Ted:  Related to resilience, particularly in trading, is one’s comfort with taking risks (I refer to this as ‘risk tolerance’ though I appreciate that term might be misconstrued). It’s a combination of openness to new experience with emotional stability. In chess, for example, sometimes you sacrifice a knight to take a bishop. In trading you might lose some trades to test out a new market model you’ve developed. Some people prefer the tried and true, and can build a trading approach around that comfort zone. In either case, the extent to which you can come to terms with a balanced approach to risks for the sake of rewards will benefit you and build your own mental Sharpe Ratio.

Extraversion, which refers to being energize by having a broad network of friends and associates, and agreeableness, which refers to the extent to which you seek and create and enjoy harmonious situations, can be important in some careers such as trading in building one’s reputation for trustworthiness and collegiality.

Brett:  What I've found is that extraversion and agreeableness very much influence how traders work.   More introverted market participants often engage markets via research and study.  More extroverted traders are more apt to source ideas via personal contacts, social media, and other interactive means.  Some of the most extroverted and agreeable traders I've met have been quite effective working as part of teams. You've conducted a number of research projects concerning traders in financial markets and what makes them successful.  What findings have been most interesting and surprising to you?

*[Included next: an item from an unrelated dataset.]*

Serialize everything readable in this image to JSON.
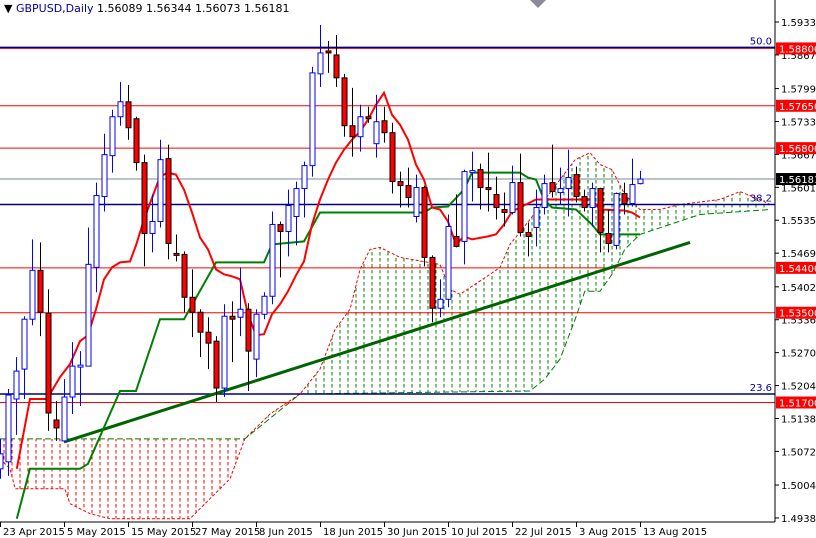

Ted:  The dynamism of trading. You’re competing with and against people world-wide all the time and work in markets beyond your control, and this places extraordinary demands on traders at different points in their psyches.

Trading seems to have multiple levels based on maturity and style. For example, I work with Zolio where we have ‘pre-traders,’ 20- to 28-year olds who are not professionals engaging in trading on a simulated platform. Among them, mechanics and resilience are critical for success, but they’re also on a very steep learning curve. We also see pre-traders overly risk-seeking, with predictable results. Entry-level traders at firms I’ve worked with do better with, again, conscientiousness and resilience. But more senior traders are distinguished by their emotional approach to risk. That’s because these people have survived to that point, but usually they also have a sizable portfolio and it’s about gaining enough returns relative to the leverage and size of one’s positions.

It’s unusual to see different talent models predominate at different points in a career. Again, a very similar dynamic compared to intelligence analysts.

So let's step back for a moment.  Ted is saying something extremely important that, to my knowledge, has not been emphasized in the trading psychology literature.  "Different talent models predominate at different points in a career."  In other words, the traits that make a beginning trader achieve profitability are different from those that make a profitable trader a world-class talent.  It is possible to have the skills and traits needed to learn trading and become competent, yet other abilities and qualities may be needed to turn competence into proficiency.

This very much fits with my experience working with traders.  Early career traders I worked with in Chicago struggled with issues of discipline (conscientiousness) and taking/growing appropriate risk (resilience).  The experienced portfolio managers I've worked with more recently already have developed risk management skills and solid work routines and have demonstrated an ability to take appropriate risk.  Their greatest challenge has been adapting to changing market conditions, which Ted would subsume under Openness to new experience.

Each developmental level seems to call upon different success ingredients.  In the third and final segment of the interview, Ted will identify some of the implications of his research observations for traders and trading firms.

Further Reading:  How Personality Affects Trading Performance